The first time I experienced sexism was when my female teacher told me I should not wear a tank top because that would get me into trouble. I was only 10 at the time, and while I knew something wasn’t quite right, I didn’t understand until much later that this was a blatant demonstration of victim blaming. We all have experienced something similar. Be it someone telling you not to wear a miniskirt, or travel alone, because you’re ‘asking for it’ or be it physical or verbal assault, being followed on the street, or even enduring an abusive relationship. Or, perhaps like too many of my fellow Manchester students, you were dragged into a back alley in Fallowfield and sexually abused against your will.
Unfortunately, such things happen everywhere, as I am writing this and as you are reading it. In 2012, the world lost its voice in disbelief after hearing what had happened to a young woman in India who was attacked, gang-raped and killed. A couple of weeks ago, I lost my voice again, and so did many like me, in the wake of the murder of Özgecan Aslan, a Turkish woman who tried to resist the man who was trying to rape her. The men of Turkey ensured that their voices were heard, however, organising national demonstrations and donning skirts, and telling the world that what she wore did not dictate her fate.

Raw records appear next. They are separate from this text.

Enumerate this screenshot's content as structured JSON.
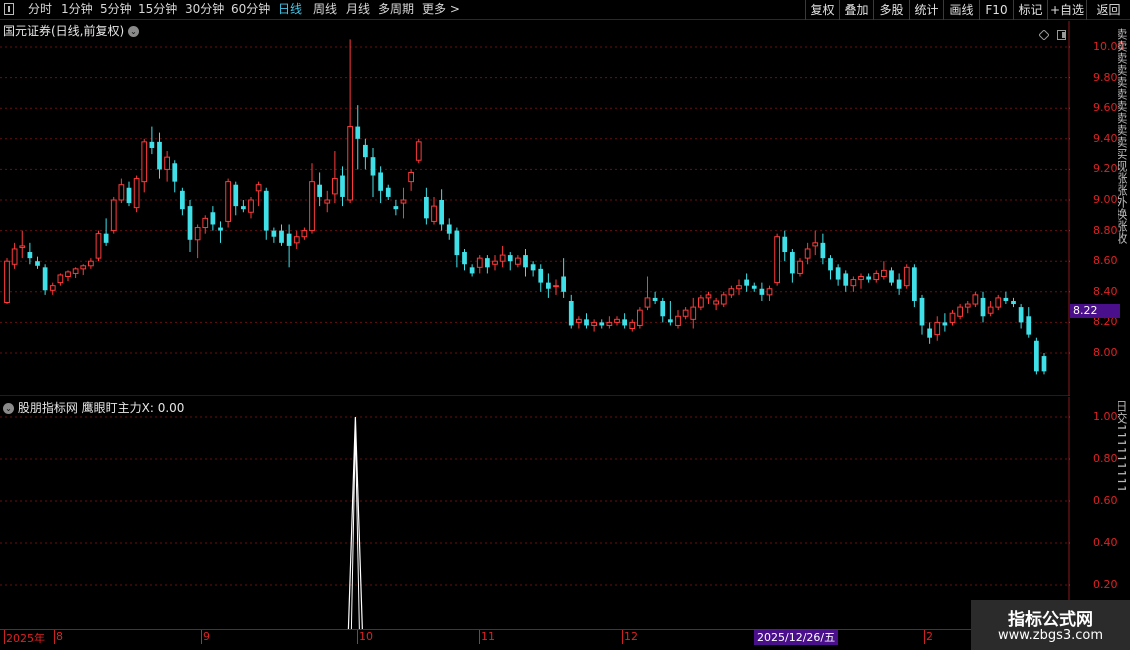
{
  "toolbar": {
    "periods": [
      {
        "label": "分时",
        "active": false
      },
      {
        "label": "1分钟",
        "active": false
      },
      {
        "label": "5分钟",
        "active": false
      },
      {
        "label": "15分钟",
        "active": false
      },
      {
        "label": "30分钟",
        "active": false
      },
      {
        "label": "60分钟",
        "active": false
      },
      {
        "label": "日线",
        "active": true
      },
      {
        "label": "周线",
        "active": false
      },
      {
        "label": "月线",
        "active": false
      },
      {
        "label": "多周期",
        "active": false
      },
      {
        "label": "更多 >",
        "active": false
      }
    ],
    "right_buttons": [
      "复权",
      "叠加",
      "多股",
      "统计",
      "画线",
      "F10",
      "标记",
      "+自选",
      "返回"
    ]
  },
  "main_panel": {
    "title": "国元证券(日线,前复权)",
    "current_price": "8.22",
    "right_strip_text": "卖卖卖卖卖卖卖卖卖卖买现涨涨外换涨收"
  },
  "indicator_panel": {
    "title": "股朋指标网 鹰眼盯主力X: 0.00",
    "right_strip_text": "日交111111111"
  },
  "time_axis": {
    "labels": [
      "2025年",
      "8",
      "9",
      "10",
      "11",
      "12",
      "2"
    ],
    "cursor_date": "2025/12/26/五"
  },
  "watermark": {
    "title": "指标公式网",
    "url": "www.zbgs3.com"
  },
  "colors": {
    "up": "#ff3b3b",
    "down": "#3fe0e8",
    "grid": "#6a1010",
    "axis_text": "#dd2222",
    "active_period": "#43c6e8",
    "highlight": "#4a0f8a"
  },
  "chart_data": [
    {
      "type": "candlestick",
      "title": "国元证券(日线,前复权)",
      "y_ticks": [
        "10.00",
        "9.80",
        "9.60",
        "9.40",
        "9.20",
        "9.00",
        "8.80",
        "8.60",
        "8.40",
        "8.20",
        "8.00"
      ],
      "ylim": [
        7.85,
        10.2
      ],
      "grid": true,
      "ohlc": [
        [
          8.33,
          8.62,
          8.32,
          8.6
        ],
        [
          8.58,
          8.72,
          8.55,
          8.68
        ],
        [
          8.69,
          8.8,
          8.62,
          8.7
        ],
        [
          8.66,
          8.72,
          8.58,
          8.62
        ],
        [
          8.6,
          8.63,
          8.55,
          8.57
        ],
        [
          8.56,
          8.58,
          8.38,
          8.41
        ],
        [
          8.41,
          8.46,
          8.38,
          8.44
        ],
        [
          8.46,
          8.52,
          8.44,
          8.51
        ],
        [
          8.5,
          8.54,
          8.47,
          8.53
        ],
        [
          8.52,
          8.56,
          8.49,
          8.55
        ],
        [
          8.55,
          8.58,
          8.51,
          8.57
        ],
        [
          8.57,
          8.62,
          8.55,
          8.6
        ],
        [
          8.62,
          8.8,
          8.6,
          8.78
        ],
        [
          8.78,
          8.88,
          8.7,
          8.72
        ],
        [
          8.8,
          9.02,
          8.78,
          9.0
        ],
        [
          9.0,
          9.14,
          8.98,
          9.1
        ],
        [
          9.08,
          9.12,
          8.96,
          8.98
        ],
        [
          8.95,
          9.16,
          8.92,
          9.14
        ],
        [
          9.12,
          9.4,
          9.05,
          9.38
        ],
        [
          9.38,
          9.48,
          9.3,
          9.34
        ],
        [
          9.38,
          9.44,
          9.14,
          9.2
        ],
        [
          9.2,
          9.32,
          9.12,
          9.28
        ],
        [
          9.24,
          9.26,
          9.05,
          9.12
        ],
        [
          9.06,
          9.08,
          8.9,
          8.94
        ],
        [
          8.96,
          9.0,
          8.66,
          8.74
        ],
        [
          8.74,
          8.84,
          8.62,
          8.82
        ],
        [
          8.82,
          8.9,
          8.78,
          8.88
        ],
        [
          8.92,
          8.96,
          8.8,
          8.84
        ],
        [
          8.82,
          8.86,
          8.72,
          8.8
        ],
        [
          8.86,
          9.14,
          8.82,
          9.12
        ],
        [
          9.1,
          9.12,
          8.9,
          8.96
        ],
        [
          8.96,
          9.0,
          8.92,
          8.94
        ],
        [
          8.92,
          9.02,
          8.88,
          9.0
        ],
        [
          9.06,
          9.12,
          8.96,
          9.1
        ],
        [
          9.06,
          9.08,
          8.74,
          8.8
        ],
        [
          8.8,
          8.82,
          8.72,
          8.76
        ],
        [
          8.8,
          8.84,
          8.7,
          8.72
        ],
        [
          8.78,
          8.84,
          8.56,
          8.7
        ],
        [
          8.72,
          8.8,
          8.68,
          8.76
        ],
        [
          8.76,
          8.82,
          8.74,
          8.8
        ],
        [
          8.8,
          9.24,
          8.78,
          9.12
        ],
        [
          9.1,
          9.18,
          8.96,
          9.02
        ],
        [
          8.98,
          9.06,
          8.92,
          9.0
        ],
        [
          9.04,
          9.32,
          8.98,
          9.14
        ],
        [
          9.16,
          9.22,
          8.96,
          9.02
        ],
        [
          9.0,
          10.05,
          8.98,
          9.48
        ],
        [
          9.48,
          9.62,
          9.2,
          9.4
        ],
        [
          9.36,
          9.4,
          9.2,
          9.28
        ],
        [
          9.28,
          9.34,
          9.02,
          9.16
        ],
        [
          9.18,
          9.22,
          8.98,
          9.06
        ],
        [
          9.08,
          9.1,
          9.0,
          9.02
        ],
        [
          8.96,
          9.0,
          8.9,
          8.94
        ],
        [
          8.98,
          9.08,
          8.88,
          9.0
        ],
        [
          9.12,
          9.2,
          9.06,
          9.18
        ],
        [
          9.26,
          9.4,
          9.24,
          9.38
        ],
        [
          9.02,
          9.08,
          8.84,
          8.88
        ],
        [
          8.86,
          9.02,
          8.84,
          8.96
        ],
        [
          9.0,
          9.07,
          8.8,
          8.84
        ],
        [
          8.84,
          8.88,
          8.74,
          8.78
        ],
        [
          8.8,
          8.82,
          8.56,
          8.64
        ],
        [
          8.66,
          8.68,
          8.54,
          8.58
        ],
        [
          8.56,
          8.58,
          8.5,
          8.52
        ],
        [
          8.56,
          8.64,
          8.52,
          8.62
        ],
        [
          8.62,
          8.64,
          8.52,
          8.56
        ],
        [
          8.58,
          8.64,
          8.54,
          8.6
        ],
        [
          8.6,
          8.7,
          8.56,
          8.64
        ],
        [
          8.64,
          8.66,
          8.54,
          8.6
        ],
        [
          8.58,
          8.64,
          8.56,
          8.62
        ],
        [
          8.64,
          8.68,
          8.5,
          8.56
        ],
        [
          8.58,
          8.6,
          8.5,
          8.54
        ],
        [
          8.55,
          8.58,
          8.4,
          8.46
        ],
        [
          8.46,
          8.52,
          8.36,
          8.42
        ],
        [
          8.44,
          8.48,
          8.38,
          8.44
        ],
        [
          8.5,
          8.62,
          8.36,
          8.4
        ],
        [
          8.34,
          8.38,
          8.16,
          8.18
        ],
        [
          8.2,
          8.24,
          8.16,
          8.22
        ],
        [
          8.22,
          8.26,
          8.16,
          8.18
        ],
        [
          8.18,
          8.22,
          8.14,
          8.2
        ],
        [
          8.2,
          8.22,
          8.16,
          8.18
        ],
        [
          8.18,
          8.24,
          8.16,
          8.2
        ],
        [
          8.2,
          8.24,
          8.18,
          8.22
        ],
        [
          8.22,
          8.26,
          8.16,
          8.18
        ],
        [
          8.16,
          8.22,
          8.14,
          8.2
        ],
        [
          8.18,
          8.3,
          8.16,
          8.28
        ],
        [
          8.3,
          8.5,
          8.28,
          8.36
        ],
        [
          8.36,
          8.4,
          8.32,
          8.34
        ],
        [
          8.34,
          8.36,
          8.2,
          8.24
        ],
        [
          8.22,
          8.34,
          8.18,
          8.2
        ],
        [
          8.18,
          8.28,
          8.16,
          8.24
        ],
        [
          8.24,
          8.3,
          8.22,
          8.28
        ],
        [
          8.22,
          8.36,
          8.16,
          8.3
        ],
        [
          8.3,
          8.38,
          8.28,
          8.36
        ],
        [
          8.36,
          8.4,
          8.32,
          8.38
        ],
        [
          8.32,
          8.36,
          8.28,
          8.34
        ],
        [
          8.32,
          8.4,
          8.3,
          8.38
        ],
        [
          8.38,
          8.44,
          8.36,
          8.42
        ],
        [
          8.42,
          8.48,
          8.38,
          8.44
        ],
        [
          8.48,
          8.52,
          8.4,
          8.44
        ],
        [
          8.44,
          8.46,
          8.4,
          8.42
        ],
        [
          8.42,
          8.46,
          8.34,
          8.38
        ],
        [
          8.38,
          8.44,
          8.34,
          8.42
        ],
        [
          8.46,
          8.78,
          8.44,
          8.76
        ],
        [
          8.76,
          8.8,
          8.6,
          8.66
        ],
        [
          8.66,
          8.68,
          8.46,
          8.52
        ],
        [
          8.52,
          8.62,
          8.5,
          8.6
        ],
        [
          8.62,
          8.72,
          8.58,
          8.68
        ],
        [
          8.7,
          8.8,
          8.64,
          8.72
        ],
        [
          8.72,
          8.78,
          8.58,
          8.62
        ],
        [
          8.62,
          8.64,
          8.48,
          8.54
        ],
        [
          8.56,
          8.58,
          8.44,
          8.48
        ],
        [
          8.52,
          8.54,
          8.4,
          8.44
        ],
        [
          8.44,
          8.5,
          8.4,
          8.48
        ],
        [
          8.48,
          8.52,
          8.42,
          8.5
        ],
        [
          8.5,
          8.52,
          8.46,
          8.48
        ],
        [
          8.48,
          8.54,
          8.46,
          8.52
        ],
        [
          8.5,
          8.6,
          8.48,
          8.54
        ],
        [
          8.54,
          8.56,
          8.44,
          8.46
        ],
        [
          8.48,
          8.52,
          8.38,
          8.42
        ],
        [
          8.44,
          8.58,
          8.42,
          8.56
        ],
        [
          8.56,
          8.58,
          8.3,
          8.34
        ],
        [
          8.36,
          8.38,
          8.12,
          8.18
        ],
        [
          8.16,
          8.2,
          8.06,
          8.1
        ],
        [
          8.12,
          8.24,
          8.08,
          8.2
        ],
        [
          8.2,
          8.26,
          8.14,
          8.18
        ],
        [
          8.2,
          8.28,
          8.18,
          8.26
        ],
        [
          8.24,
          8.32,
          8.22,
          8.3
        ],
        [
          8.3,
          8.34,
          8.26,
          8.32
        ],
        [
          8.32,
          8.4,
          8.3,
          8.38
        ],
        [
          8.36,
          8.4,
          8.2,
          8.24
        ],
        [
          8.26,
          8.34,
          8.24,
          8.3
        ],
        [
          8.3,
          8.38,
          8.28,
          8.36
        ],
        [
          8.36,
          8.4,
          8.32,
          8.34
        ],
        [
          8.34,
          8.36,
          8.3,
          8.32
        ],
        [
          8.3,
          8.32,
          8.16,
          8.2
        ],
        [
          8.24,
          8.3,
          8.1,
          8.12
        ],
        [
          8.08,
          8.1,
          7.86,
          7.88
        ],
        [
          7.98,
          8.0,
          7.86,
          7.88
        ]
      ]
    },
    {
      "type": "line",
      "title": "股朋指标网 鹰眼盯主力X: 0.00",
      "y_ticks": [
        "1.00",
        "0.80",
        "0.60",
        "0.40",
        "0.20"
      ],
      "ylim": [
        -0.05,
        1.05
      ],
      "grid": true,
      "series": [
        {
          "name": "鹰眼盯主力X",
          "spike_index": 47,
          "spike_value": 1.0,
          "baseline": 0.0
        }
      ]
    }
  ]
}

On Thursday night, I also lost my voice, not from shock, but from marching the cold streets of Manchester, screaming in an expression of discontent at the current situation. I and those with me were there to make it very clear that ‘wherever we go, whatever we wear, yes means yes and no means no’. We reclaimed the night, asking for safe streets for all, for the end of patriarchy, and claiming the right to being respected. Violence against women, against anyone in fact, is unacceptable, and we should not even have to go out on the street to make such an obvious statement. Unfortunately, it is not obvious for everyone, and until things change for real, we will have to keep fighting.
I participated in the Reclaim the Night march two years ago, and this year’s was even bigger and even louder. More people showed up, thanks to Women’s Officer Jess Lishak, her team, and everyone who helped out: they did an excellent job of organising and advertising the event. I was also very happy to see that the crowd was almost equally made up of men and women. This outlines the inclusive character of such event, as well as showing that the issue is everyone’s. The march stretched from Owens Park, not too far from where a string of students were recently raped, to the Student’s Union, where an after party took place. Speakers, singers and poets took part in a fantastic show, taking the stage one after the other to share their experiences. This was a great night, and I hope even more people will unite and fight for safer streets in the years to come.

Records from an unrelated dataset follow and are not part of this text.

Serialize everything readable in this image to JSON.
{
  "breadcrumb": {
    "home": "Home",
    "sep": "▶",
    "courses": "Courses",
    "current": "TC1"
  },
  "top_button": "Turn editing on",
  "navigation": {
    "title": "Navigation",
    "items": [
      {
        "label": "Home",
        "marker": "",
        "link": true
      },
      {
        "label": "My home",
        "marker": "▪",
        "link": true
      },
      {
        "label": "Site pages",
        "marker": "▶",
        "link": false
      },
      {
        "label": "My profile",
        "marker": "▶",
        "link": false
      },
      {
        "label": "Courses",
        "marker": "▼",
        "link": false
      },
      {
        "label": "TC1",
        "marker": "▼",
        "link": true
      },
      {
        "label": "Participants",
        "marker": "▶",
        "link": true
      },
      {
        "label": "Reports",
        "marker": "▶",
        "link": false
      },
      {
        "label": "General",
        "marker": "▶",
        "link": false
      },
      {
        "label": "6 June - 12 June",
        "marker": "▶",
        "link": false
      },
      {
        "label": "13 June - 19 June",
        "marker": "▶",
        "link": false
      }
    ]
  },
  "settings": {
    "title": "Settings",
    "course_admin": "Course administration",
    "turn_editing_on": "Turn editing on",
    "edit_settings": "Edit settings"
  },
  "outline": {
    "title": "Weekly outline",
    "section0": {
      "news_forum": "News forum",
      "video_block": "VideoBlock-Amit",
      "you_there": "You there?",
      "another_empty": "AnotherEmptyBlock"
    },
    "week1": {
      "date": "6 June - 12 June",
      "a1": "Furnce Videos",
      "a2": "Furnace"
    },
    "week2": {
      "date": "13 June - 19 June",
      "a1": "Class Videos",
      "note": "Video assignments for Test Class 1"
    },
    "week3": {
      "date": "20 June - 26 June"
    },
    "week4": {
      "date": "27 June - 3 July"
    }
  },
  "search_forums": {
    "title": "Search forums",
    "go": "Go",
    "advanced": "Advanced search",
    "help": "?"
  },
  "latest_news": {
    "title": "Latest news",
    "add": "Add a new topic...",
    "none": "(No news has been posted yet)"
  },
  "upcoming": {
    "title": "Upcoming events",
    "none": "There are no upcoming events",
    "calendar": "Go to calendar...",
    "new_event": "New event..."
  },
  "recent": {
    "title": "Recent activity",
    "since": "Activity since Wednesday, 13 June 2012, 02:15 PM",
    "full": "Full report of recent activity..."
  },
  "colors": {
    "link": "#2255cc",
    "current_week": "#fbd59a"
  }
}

And a final word to…
– the guy who grabbed my butt in Sankeys during Fresher’s and cowardly disappeared into the crowd,
– the guy who crudely said what he’d do to me, as I was wearing a short skirt,
– the guy who thought it was appropriate to stroke my hand and hair the first time we met, although I had made it clear I was not interested,
– all those who think lad culture is fun and perpetuate it,
– those who won’t take no for an answer,
– and to everyone who practices victim blaming in a way or another,
… I know you are all better than that, so please show it and start acting responsibly.